Red Heart Baby Hugs Yarn
I recommend that you learn and use the no cable needle technique for this because you aren’t going to want to deal with a cable needle while you’re messing around with double-pointed needles. Yes, indeed, you’ll need DPNs for this. You are going to be making a small tube. If you make larger tubes, something like a cowl or poncho, you could work with circular needles, but these legwarmers are too small for circular needles unless you get into another technique and I’m just not ready for that other technique At. All. DPNs, it is. At least they’re not teensy tiny DPNs, right? We’ll be working with a set of five. Deep breath and let’s go.
I highly recommend that you review the second video below to learn how to use DPNs in the round like this. This is one of those things in knitting patterns that isn’t always explained thoroughly in the pattern, so I’m going to go over it step-by-step.
You’ll begin by casting on your stitches on one double-pointed needle: 42 for the smaller size or 54 for the larger size. Now, you’ll just distribute those stitches evenly between four DPNs to form a circle. Don’t be scared! You just move them over. You’ll end up making a circle of stitches. The fifth DPN will be your working needle. You will always have one left over so you can actually work your stitches.
Before you start distributing, you will want to think about your stitch pattern. This stitch pattern needs a 6-stitch repeat of knit 2 and a 4-stitch cable crossing. You don’t want to accidentally have your cables split between two DPNs. You’re going to need the entire four stitches of each cable on one DPN. Remember that you’re twisting the four stitches to make a cable? You don’t want to have two of those stitches on one DPN with the other two on the other.
This is a really easy fix. You just want to ensure that you have multiples of six on each DPN. 42 stitches will be seven repeats. You have to distribute them on four DPNs. I would end up putting 12 stitches on three DPNs with 6 stitches on the last one. With 54 stitches, you will distribute nine repeats. I know this is uneven, but I can live with that. If you want to distribute more evenly, you will end up having to move them back and forth in order to do the cabling. It’s better for me to just get them set up so I can use the stitches without having to constantly distribute them back and forth.

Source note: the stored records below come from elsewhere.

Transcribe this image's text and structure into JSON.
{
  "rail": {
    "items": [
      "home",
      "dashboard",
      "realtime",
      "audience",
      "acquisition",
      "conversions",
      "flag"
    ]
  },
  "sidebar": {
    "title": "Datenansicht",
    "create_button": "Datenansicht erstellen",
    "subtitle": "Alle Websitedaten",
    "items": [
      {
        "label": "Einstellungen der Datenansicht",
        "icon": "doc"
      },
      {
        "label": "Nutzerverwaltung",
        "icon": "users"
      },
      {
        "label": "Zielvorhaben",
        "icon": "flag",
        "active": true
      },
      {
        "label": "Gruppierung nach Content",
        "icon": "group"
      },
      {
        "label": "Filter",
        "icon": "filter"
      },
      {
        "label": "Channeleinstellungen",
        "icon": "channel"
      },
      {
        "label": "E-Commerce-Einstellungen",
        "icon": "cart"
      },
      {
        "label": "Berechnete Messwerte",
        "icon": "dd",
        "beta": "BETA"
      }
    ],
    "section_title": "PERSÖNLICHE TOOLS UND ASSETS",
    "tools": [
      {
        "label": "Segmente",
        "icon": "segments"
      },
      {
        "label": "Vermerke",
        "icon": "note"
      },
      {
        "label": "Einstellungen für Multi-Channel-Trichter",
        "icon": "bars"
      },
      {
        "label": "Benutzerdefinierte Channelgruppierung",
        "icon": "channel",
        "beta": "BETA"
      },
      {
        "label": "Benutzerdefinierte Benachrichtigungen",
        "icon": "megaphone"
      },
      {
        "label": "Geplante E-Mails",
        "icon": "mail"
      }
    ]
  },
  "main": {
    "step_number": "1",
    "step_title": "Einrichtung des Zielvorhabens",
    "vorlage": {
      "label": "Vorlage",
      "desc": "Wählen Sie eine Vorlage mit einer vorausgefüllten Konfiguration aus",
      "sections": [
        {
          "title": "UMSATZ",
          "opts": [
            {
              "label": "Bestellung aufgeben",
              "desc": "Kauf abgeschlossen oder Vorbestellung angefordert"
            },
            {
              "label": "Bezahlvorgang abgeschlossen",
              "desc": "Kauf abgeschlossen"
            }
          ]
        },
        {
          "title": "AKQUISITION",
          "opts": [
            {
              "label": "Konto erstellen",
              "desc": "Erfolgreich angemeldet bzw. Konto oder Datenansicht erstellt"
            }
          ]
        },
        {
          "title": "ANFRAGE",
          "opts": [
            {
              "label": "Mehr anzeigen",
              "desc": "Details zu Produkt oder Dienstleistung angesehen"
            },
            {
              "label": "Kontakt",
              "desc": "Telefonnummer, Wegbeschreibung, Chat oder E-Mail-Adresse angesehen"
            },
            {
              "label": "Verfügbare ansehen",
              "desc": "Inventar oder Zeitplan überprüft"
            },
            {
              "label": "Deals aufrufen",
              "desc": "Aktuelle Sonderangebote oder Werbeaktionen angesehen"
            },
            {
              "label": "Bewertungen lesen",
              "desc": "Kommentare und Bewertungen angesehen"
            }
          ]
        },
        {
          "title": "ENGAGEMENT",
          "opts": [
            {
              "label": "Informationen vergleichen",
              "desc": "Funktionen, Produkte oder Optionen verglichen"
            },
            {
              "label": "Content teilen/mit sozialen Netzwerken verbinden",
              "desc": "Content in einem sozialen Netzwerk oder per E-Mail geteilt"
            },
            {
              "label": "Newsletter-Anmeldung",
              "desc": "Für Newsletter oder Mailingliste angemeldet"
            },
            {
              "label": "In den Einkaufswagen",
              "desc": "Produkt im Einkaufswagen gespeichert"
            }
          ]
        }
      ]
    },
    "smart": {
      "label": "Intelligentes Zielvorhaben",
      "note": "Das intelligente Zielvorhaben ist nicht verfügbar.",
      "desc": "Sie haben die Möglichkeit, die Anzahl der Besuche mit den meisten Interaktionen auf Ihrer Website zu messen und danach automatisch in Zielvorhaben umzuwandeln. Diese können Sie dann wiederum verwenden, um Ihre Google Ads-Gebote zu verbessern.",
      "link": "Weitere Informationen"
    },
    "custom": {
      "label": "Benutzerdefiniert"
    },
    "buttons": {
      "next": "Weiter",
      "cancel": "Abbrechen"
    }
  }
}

My biggest problem with working in the round has always been a big loopity-loop at the join. I’m thrilled to say that Johnny’s video has a cool slip stitch with the first stitch of joining which closes that up nicely. Be sure to check that out.
One other important thing that is not mentioned in the pattern is that you will need a stitch marker. When working in the round, you are working in a spiral with no beginning or end. You need to keep track of your rounds, especially with a cable crossing every four rounds. That stitch marker is a crucial element. Definitely use it. Just put it on the needle at the join and move it up as you complete each round. It’s just there so you can keep your place.
Now that you have all these tips, we’ve turned this pattern into a much easier project and it will be such an excellent project to learn several different techniques. For those of you teaching, you can teach your students: 1) using DPNs to work in the round and 2) making cables without a cable needle. This is perfect for those students who are ready to progress beyond the basics.
Pick up your free knit pattern download from Red Heart yarns HERE.
Find Chandi Agee of Expression Fiber Arts HERE.
Find Johnny Vasquez of New Stitch a Day HERE.